Items from an interface collection
○ ○ ○ ○ ○ ○ ○
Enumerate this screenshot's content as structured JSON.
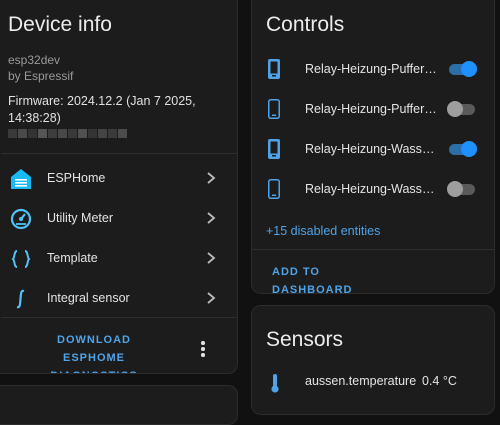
{
  "device_card": {
    "title": "Device info",
    "model": "esp32dev",
    "manufacturer": "by Espressif",
    "firmware": "Firmware: 2024.12.2 (Jan 7 2025, 14:38:28)",
    "integrations": [
      {
        "label": "ESPHome",
        "icon": "esphome-house-icon"
      },
      {
        "label": "Utility Meter",
        "icon": "gauge-icon"
      },
      {
        "label": "Template",
        "icon": "braces-icon"
      },
      {
        "label": "Integral sensor",
        "icon": "integral-icon"
      }
    ],
    "download_label": "DOWNLOAD ESPHOME DIAGNOSTICS"
  },
  "controls_card": {
    "title": "Controls",
    "items": [
      {
        "label": "Relay-Heizung-Puffer-f…",
        "state": "on"
      },
      {
        "label": "Relay-Heizung-Puffer-k…",
        "state": "off"
      },
      {
        "label": "Relay-Heizung-Wasser-…",
        "state": "on"
      },
      {
        "label": "Relay-Heizung-Wasser-…",
        "state": "off"
      }
    ],
    "disabled_link": "+15 disabled entities",
    "add_button": "ADD TO DASHBOARD"
  },
  "sensors_card": {
    "title": "Sensors",
    "items": [
      {
        "label": "aussen.temperature",
        "value": "0.4 °C",
        "icon": "thermometer-icon"
      }
    ]
  },
  "colors": {
    "accent": "#4fa3e8",
    "toggle_on": "#1e90ff",
    "background": "#111111",
    "card": "#1c1c1c"
  }
}
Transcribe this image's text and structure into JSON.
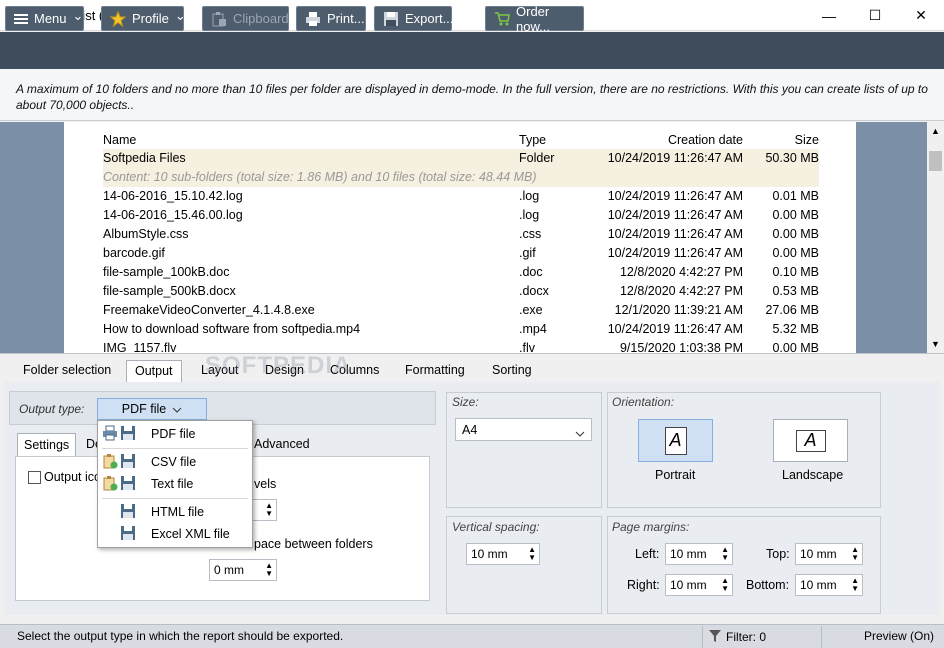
{
  "window": {
    "title": "Folder2List (Demo)",
    "minimize_glyph": "—",
    "maximize_glyph": "☐",
    "close_glyph": "✕"
  },
  "toolbar": {
    "menu": "Menu",
    "profile": "Profile",
    "clipboard": "Clipboard",
    "print": "Print...",
    "export": "Export...",
    "order": "Order now...",
    "chevron": "⌄"
  },
  "info_text": "A maximum of 10 folders and no more than 10 files per folder are displayed in demo-mode. In the full version, there are no restrictions. With this you can create lists of up to about 70,000 objects..",
  "list": {
    "headers": {
      "name": "Name",
      "type": "Type",
      "date": "Creation date",
      "size": "Size"
    },
    "folder": {
      "name": "Softpedia Files",
      "type": "Folder",
      "date": "10/24/2019 11:26:47 AM",
      "size": "50.30 MB"
    },
    "content_note": "Content: 10 sub-folders (total size: 1.86 MB) and 10 files (total size: 48.44 MB)",
    "rows": [
      {
        "name": "14-06-2016_15.10.42.log",
        "type": ".log",
        "date": "10/24/2019 11:26:47 AM",
        "size": "0.01 MB"
      },
      {
        "name": "14-06-2016_15.46.00.log",
        "type": ".log",
        "date": "10/24/2019 11:26:47 AM",
        "size": "0.00 MB"
      },
      {
        "name": "AlbumStyle.css",
        "type": ".css",
        "date": "10/24/2019 11:26:47 AM",
        "size": "0.00 MB"
      },
      {
        "name": "barcode.gif",
        "type": ".gif",
        "date": "10/24/2019 11:26:47 AM",
        "size": "0.00 MB"
      },
      {
        "name": "file-sample_100kB.doc",
        "type": ".doc",
        "date": "12/8/2020 4:42:27 PM",
        "size": "0.10 MB"
      },
      {
        "name": "file-sample_500kB.docx",
        "type": ".docx",
        "date": "12/8/2020 4:42:27 PM",
        "size": "0.53 MB"
      },
      {
        "name": "FreemakeVideoConverter_4.1.4.8.exe",
        "type": ".exe",
        "date": "12/1/2020 11:39:21 AM",
        "size": "27.06 MB"
      },
      {
        "name": "How to download software from softpedia.mp4",
        "type": ".mp4",
        "date": "10/24/2019 11:26:47 AM",
        "size": "5.32 MB"
      },
      {
        "name": "IMG_1157.flv",
        "type": ".flv",
        "date": "9/15/2020 1:03:38 PM",
        "size": "0.00 MB"
      }
    ]
  },
  "tabs": [
    "Folder selection",
    "Output",
    "Layout",
    "Design",
    "Columns",
    "Formatting",
    "Sorting"
  ],
  "output": {
    "type_label": "Output type:",
    "selected": "PDF file",
    "options": [
      "PDF file",
      "CSV file",
      "Text file",
      "HTML file",
      "Excel XML file"
    ]
  },
  "subtabs": {
    "settings": "Settings",
    "de": "De",
    "advanced": "Advanced"
  },
  "settings": {
    "output_icons_partial": "Output ico",
    "levels_partial": "vels",
    "space_between_folders_partial": "pace between folders",
    "spacing_value": "0 mm"
  },
  "size": {
    "label": "Size:",
    "value": "A4"
  },
  "orientation": {
    "label": "Orientation:",
    "portrait": "Portrait",
    "landscape": "Landscape",
    "glyph": "A"
  },
  "vertical_spacing": {
    "label": "Vertical spacing:",
    "value": "10 mm"
  },
  "margins": {
    "label": "Page margins:",
    "left_label": "Left:",
    "left": "10 mm",
    "top_label": "Top:",
    "top": "10 mm",
    "right_label": "Right:",
    "right": "10 mm",
    "bottom_label": "Bottom:",
    "bottom": "10 mm"
  },
  "status": {
    "message": "Select the output type in which the report should be exported.",
    "filter": "Filter: 0",
    "preview": "Preview (On)"
  },
  "watermark": "SOFTPEDIA",
  "colors": {
    "toolbar": "#3f4d5c",
    "preview_bg": "#7b8fa6",
    "highlight": "#f5f0df",
    "accent": "#cfe0f5"
  }
}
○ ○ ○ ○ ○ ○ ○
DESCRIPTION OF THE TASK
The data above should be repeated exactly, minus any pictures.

RESPONSE BELOW
Enumerate this screenshot's content as structured JSON.
{
  "device_card": {
    "title": "Device info",
    "model": "esp32dev",
    "manufacturer": "by Espressif",
    "firmware": "Firmware: 2024.12.2 (Jan 7 2025, 14:38:28)",
    "integrations": [
      {
        "label": "ESPHome",
        "icon": "esphome-house-icon"
      },
      {
        "label": "Utility Meter",
        "icon": "gauge-icon"
      },
      {
        "label": "Template",
        "icon": "braces-icon"
      },
      {
        "label": "Integral sensor",
        "icon": "integral-icon"
      }
    ],
    "download_label": "DOWNLOAD ESPHOME DIAGNOSTICS"
  },
  "controls_card": {
    "title": "Controls",
    "items": [
      {
        "label": "Relay-Heizung-Puffer-f…",
        "state": "on"
      },
      {
        "label": "Relay-Heizung-Puffer-k…",
        "state": "off"
      },
      {
        "label": "Relay-Heizung-Wasser-…",
        "state": "on"
      },
      {
        "label": "Relay-Heizung-Wasser-…",
        "state": "off"
      }
    ],
    "disabled_link": "+15 disabled entities",
    "add_button": "ADD TO DASHBOARD"
  },
  "sensors_card": {
    "title": "Sensors",
    "items": [
      {
        "label": "aussen.temperature",
        "value": "0.4 °C",
        "icon": "thermometer-icon"
      }
    ]
  },
  "colors": {
    "accent": "#4fa3e8",
    "toggle_on": "#1e90ff",
    "background": "#111111",
    "card": "#1c1c1c"
  }
}
Transcribe this image's text and structure into JSON.
{
  "window": {
    "title": "Folder2List (Demo)",
    "minimize_glyph": "—",
    "maximize_glyph": "☐",
    "close_glyph": "✕"
  },
  "toolbar": {
    "menu": "Menu",
    "profile": "Profile",
    "clipboard": "Clipboard",
    "print": "Print...",
    "export": "Export...",
    "order": "Order now...",
    "chevron": "⌄"
  },
  "info_text": "A maximum of 10 folders and no more than 10 files per folder are displayed in demo-mode. In the full version, there are no restrictions. With this you can create lists of up to about 70,000 objects..",
  "list": {
    "headers": {
      "name": "Name",
      "type": "Type",
      "date": "Creation date",
      "size": "Size"
    },
    "folder": {
      "name": "Softpedia Files",
      "type": "Folder",
      "date": "10/24/2019 11:26:47 AM",
      "size": "50.30 MB"
    },
    "content_note": "Content: 10 sub-folders (total size: 1.86 MB) and 10 files (total size: 48.44 MB)",
    "rows": [
      {
        "name": "14-06-2016_15.10.42.log",
        "type": ".log",
        "date": "10/24/2019 11:26:47 AM",
        "size": "0.01 MB"
      },
      {
        "name": "14-06-2016_15.46.00.log",
        "type": ".log",
        "date": "10/24/2019 11:26:47 AM",
        "size": "0.00 MB"
      },
      {
        "name": "AlbumStyle.css",
        "type": ".css",
        "date": "10/24/2019 11:26:47 AM",
        "size": "0.00 MB"
      },
      {
        "name": "barcode.gif",
        "type": ".gif",
        "date": "10/24/2019 11:26:47 AM",
        "size": "0.00 MB"
      },
      {
        "name": "file-sample_100kB.doc",
        "type": ".doc",
        "date": "12/8/2020 4:42:27 PM",
        "size": "0.10 MB"
      },
      {
        "name": "file-sample_500kB.docx",
        "type": ".docx",
        "date": "12/8/2020 4:42:27 PM",
        "size": "0.53 MB"
      },
      {
        "name": "FreemakeVideoConverter_4.1.4.8.exe",
        "type": ".exe",
        "date": "12/1/2020 11:39:21 AM",
        "size": "27.06 MB"
      },
      {
        "name": "How to download software from softpedia.mp4",
        "type": ".mp4",
        "date": "10/24/2019 11:26:47 AM",
        "size": "5.32 MB"
      },
      {
        "name": "IMG_1157.flv",
        "type": ".flv",
        "date": "9/15/2020 1:03:38 PM",
        "size": "0.00 MB"
      }
    ]
  },
  "tabs": [
    "Folder selection",
    "Output",
    "Layout",
    "Design",
    "Columns",
    "Formatting",
    "Sorting"
  ],
  "output": {
    "type_label": "Output type:",
    "selected": "PDF file",
    "options": [
      "PDF file",
      "CSV file",
      "Text file",
      "HTML file",
      "Excel XML file"
    ]
  },
  "subtabs": {
    "settings": "Settings",
    "de": "De",
    "advanced": "Advanced"
  },
  "settings": {
    "output_icons_partial": "Output ico",
    "levels_partial": "vels",
    "space_between_folders_partial": "pace between folders",
    "spacing_value": "0 mm"
  },
  "size": {
    "label": "Size:",
    "value": "A4"
  },
  "orientation": {
    "label": "Orientation:",
    "portrait": "Portrait",
    "landscape": "Landscape",
    "glyph": "A"
  },
  "vertical_spacing": {
    "label": "Vertical spacing:",
    "value": "10 mm"
  },
  "margins": {
    "label": "Page margins:",
    "left_label": "Left:",
    "left": "10 mm",
    "top_label": "Top:",
    "top": "10 mm",
    "right_label": "Right:",
    "right": "10 mm",
    "bottom_label": "Bottom:",
    "bottom": "10 mm"
  },
  "status": {
    "message": "Select the output type in which the report should be exported.",
    "filter": "Filter: 0",
    "preview": "Preview (On)"
  },
  "watermark": "SOFTPEDIA",
  "colors": {
    "toolbar": "#3f4d5c",
    "preview_bg": "#7b8fa6",
    "highlight": "#f5f0df",
    "accent": "#cfe0f5"
  }
}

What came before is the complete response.